*** Raw data Section Begins ***
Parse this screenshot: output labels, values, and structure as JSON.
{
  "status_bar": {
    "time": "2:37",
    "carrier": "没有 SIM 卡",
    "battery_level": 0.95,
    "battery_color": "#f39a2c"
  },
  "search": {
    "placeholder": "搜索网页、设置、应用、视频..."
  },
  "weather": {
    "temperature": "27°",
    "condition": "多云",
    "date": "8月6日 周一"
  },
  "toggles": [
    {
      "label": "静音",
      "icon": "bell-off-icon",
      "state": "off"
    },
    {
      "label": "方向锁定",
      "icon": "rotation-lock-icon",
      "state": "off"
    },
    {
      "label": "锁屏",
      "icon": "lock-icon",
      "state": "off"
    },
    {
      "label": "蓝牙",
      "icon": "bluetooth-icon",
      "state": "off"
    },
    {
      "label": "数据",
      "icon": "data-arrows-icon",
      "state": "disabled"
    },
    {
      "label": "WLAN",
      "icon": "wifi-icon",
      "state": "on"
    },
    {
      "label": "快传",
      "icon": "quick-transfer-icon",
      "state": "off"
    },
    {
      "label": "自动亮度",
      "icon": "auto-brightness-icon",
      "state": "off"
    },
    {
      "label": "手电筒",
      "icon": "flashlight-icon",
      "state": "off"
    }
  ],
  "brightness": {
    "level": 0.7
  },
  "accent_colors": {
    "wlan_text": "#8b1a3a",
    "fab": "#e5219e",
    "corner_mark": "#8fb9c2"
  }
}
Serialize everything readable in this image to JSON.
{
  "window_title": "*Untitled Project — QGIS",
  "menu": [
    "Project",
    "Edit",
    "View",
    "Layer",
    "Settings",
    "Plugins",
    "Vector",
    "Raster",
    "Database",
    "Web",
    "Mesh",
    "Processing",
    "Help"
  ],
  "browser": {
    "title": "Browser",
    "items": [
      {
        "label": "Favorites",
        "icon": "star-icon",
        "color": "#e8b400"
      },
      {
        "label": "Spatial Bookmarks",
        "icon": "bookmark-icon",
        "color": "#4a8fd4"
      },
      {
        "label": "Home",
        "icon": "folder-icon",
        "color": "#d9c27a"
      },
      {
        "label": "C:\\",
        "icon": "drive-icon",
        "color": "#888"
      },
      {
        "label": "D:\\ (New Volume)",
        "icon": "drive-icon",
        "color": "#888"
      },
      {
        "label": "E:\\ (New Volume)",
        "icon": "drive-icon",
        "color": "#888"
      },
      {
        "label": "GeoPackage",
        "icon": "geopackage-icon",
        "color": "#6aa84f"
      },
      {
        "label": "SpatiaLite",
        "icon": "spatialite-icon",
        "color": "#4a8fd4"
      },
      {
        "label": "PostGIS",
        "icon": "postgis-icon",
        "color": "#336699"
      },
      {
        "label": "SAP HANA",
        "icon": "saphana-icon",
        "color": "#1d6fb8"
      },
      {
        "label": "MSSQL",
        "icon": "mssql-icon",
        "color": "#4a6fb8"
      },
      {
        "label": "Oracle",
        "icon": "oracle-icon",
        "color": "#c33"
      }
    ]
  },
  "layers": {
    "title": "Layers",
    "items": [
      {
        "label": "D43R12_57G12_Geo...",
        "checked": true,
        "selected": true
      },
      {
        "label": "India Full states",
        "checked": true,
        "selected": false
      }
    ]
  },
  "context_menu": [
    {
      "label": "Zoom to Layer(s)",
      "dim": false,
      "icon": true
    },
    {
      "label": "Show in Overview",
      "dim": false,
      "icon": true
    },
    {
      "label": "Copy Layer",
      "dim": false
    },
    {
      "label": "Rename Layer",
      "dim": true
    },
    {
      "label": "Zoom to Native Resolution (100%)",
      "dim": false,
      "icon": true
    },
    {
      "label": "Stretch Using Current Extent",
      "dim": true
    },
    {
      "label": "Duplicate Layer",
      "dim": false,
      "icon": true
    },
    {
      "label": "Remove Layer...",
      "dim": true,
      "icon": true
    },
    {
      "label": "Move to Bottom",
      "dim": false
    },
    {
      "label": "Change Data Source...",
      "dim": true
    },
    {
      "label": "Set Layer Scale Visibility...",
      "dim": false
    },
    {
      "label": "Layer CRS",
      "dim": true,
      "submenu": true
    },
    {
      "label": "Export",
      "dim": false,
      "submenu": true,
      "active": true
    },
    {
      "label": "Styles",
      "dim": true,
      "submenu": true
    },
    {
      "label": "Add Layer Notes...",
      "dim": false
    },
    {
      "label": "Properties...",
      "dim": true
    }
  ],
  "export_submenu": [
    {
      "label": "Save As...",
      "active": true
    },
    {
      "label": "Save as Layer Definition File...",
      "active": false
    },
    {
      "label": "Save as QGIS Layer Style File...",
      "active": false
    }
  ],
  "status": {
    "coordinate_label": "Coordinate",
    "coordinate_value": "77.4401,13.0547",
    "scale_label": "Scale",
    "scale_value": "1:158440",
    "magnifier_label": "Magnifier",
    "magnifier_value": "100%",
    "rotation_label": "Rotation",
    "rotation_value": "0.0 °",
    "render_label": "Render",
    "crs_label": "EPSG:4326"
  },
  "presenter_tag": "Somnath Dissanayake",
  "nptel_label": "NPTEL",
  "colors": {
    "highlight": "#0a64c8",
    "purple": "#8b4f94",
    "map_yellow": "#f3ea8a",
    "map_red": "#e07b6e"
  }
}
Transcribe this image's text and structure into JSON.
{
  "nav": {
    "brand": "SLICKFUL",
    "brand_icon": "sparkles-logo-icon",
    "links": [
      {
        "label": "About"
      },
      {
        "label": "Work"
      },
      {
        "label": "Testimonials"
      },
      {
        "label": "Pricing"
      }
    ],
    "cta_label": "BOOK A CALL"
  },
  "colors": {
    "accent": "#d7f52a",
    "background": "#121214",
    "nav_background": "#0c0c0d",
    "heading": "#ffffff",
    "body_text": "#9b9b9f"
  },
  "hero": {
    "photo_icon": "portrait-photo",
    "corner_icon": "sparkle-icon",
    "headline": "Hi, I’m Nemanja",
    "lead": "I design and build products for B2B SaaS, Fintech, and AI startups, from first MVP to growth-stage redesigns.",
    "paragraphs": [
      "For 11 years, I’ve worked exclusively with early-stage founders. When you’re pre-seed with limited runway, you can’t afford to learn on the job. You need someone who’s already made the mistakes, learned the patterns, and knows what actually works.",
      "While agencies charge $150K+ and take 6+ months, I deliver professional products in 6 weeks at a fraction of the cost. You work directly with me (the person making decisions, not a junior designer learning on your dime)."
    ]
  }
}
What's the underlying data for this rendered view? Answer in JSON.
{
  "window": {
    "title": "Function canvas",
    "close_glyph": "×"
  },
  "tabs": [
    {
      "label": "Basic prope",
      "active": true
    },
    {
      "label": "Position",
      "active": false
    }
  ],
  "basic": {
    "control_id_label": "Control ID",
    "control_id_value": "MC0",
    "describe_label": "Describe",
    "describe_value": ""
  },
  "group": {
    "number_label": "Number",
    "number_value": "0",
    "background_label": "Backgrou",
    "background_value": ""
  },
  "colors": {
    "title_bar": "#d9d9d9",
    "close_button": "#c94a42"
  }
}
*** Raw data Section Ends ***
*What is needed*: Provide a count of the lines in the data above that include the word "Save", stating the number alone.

*Result of the exercise*: 3